The rate at which black players on teams in the NCAA tournament graduate has gone down for the first time since the NCAA developed a method for tracking the data in 2005, a report released Sunday said.
According to the University of Central Florida's Institute for Diversity and Ethics in Sport, the cumulative Graduation Success Rate of black players on the 68 teams in this year's NCAA men's tournament decreased from 75 percent in 2016 to 74 percent this year.
Overall, according to the NCAA, the cumulative GSR for black men's college basketball players at all schools -- tournament and non-tournament teams -- was 77 percent last year -- the highest in history. The NCAA also said that in the 15 years the NCAA has been tracking the GSR, the rate for black men's players has gone from 46 percent to 77 percent.
The number highlights the results of a study that "sounds an alarm of reversed progress and points to a need for increased vigilance regarding the disparity between white and African-American student-athletes," said Richard Lapchick, the primary author of the study and the director of UCF's Institute.
The graduation rate of white players for the 68 teams in this year's tournament remained the same from last year, at 93 percent, according to the study.
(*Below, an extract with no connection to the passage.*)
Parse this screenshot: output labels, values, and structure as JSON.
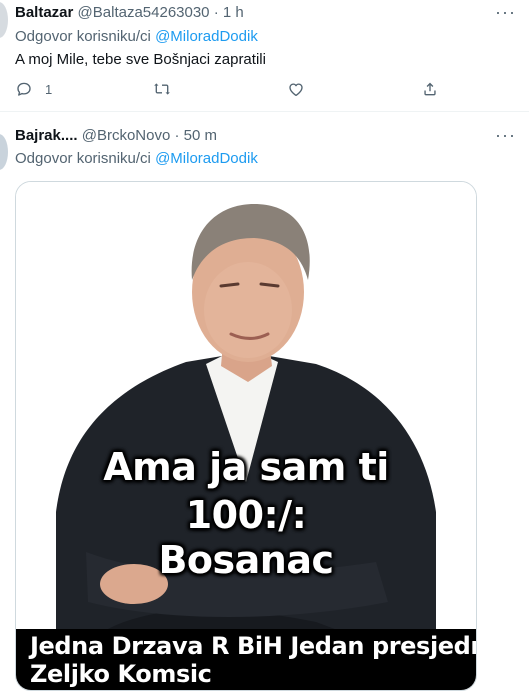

The reduction in the rate for black players and the unchanged rate for white players marked the first increase in the gap between black and white players since the 2011 season.
"After years of unabated progress, the 2017 report shows a slight decline in the progress of African-American student-athletes," Lapchick said in a news release.
Lapchick noted that the graduation rate for black male college students overall is only 42 percent -- 31 percentage points lower than that for black men's basketball players.
"It must be emphasized that African-American male basketball student-athletes graduate at a much higher rate than African-American males who are not student-athletes," Lapchick said.
In November, the NCAA said 77 percent of black men's Division I basketball players who entered college in 2009 earned a degree within six years, which was up 5 percentage points from a year earlier and was a record high.
That improvement helped the overall Graduation Success Rate match the previous record of 86 percent of athletes graduating within six years, the NCAA said. Of all black Division I student-athletes, 74 percent graduated within six years.
"Race remains a continuing academic issue, not only in college sports but also in higher education in general," Lapchick said. "The 19 percentage-point gap between graduation rates for white and African-American male basketball student-athletes demonstrates that."
According to the study, 63 of the 68 tournament teams, or 93 percent, had GSRs of 50 percent or better, which was unchanged from 2016. A rate of 60 percent or more was met by 53 teams, or 78 percent, which was down from 55 teams. Forty seven teams, or 69 percent, graduated 70 percent or more, which was down from 48 teams, according to the study.
Villanova and Kansas highlighted 12 teams in the tournament with a GSR of 100 percent. That list also included Duke, Notre Dame, Butler, Bucknell, Creighton, Middle Tennessee, Princeton, Dayton, Vermont and Winthrop.
Information from The Associated Press was used in this report.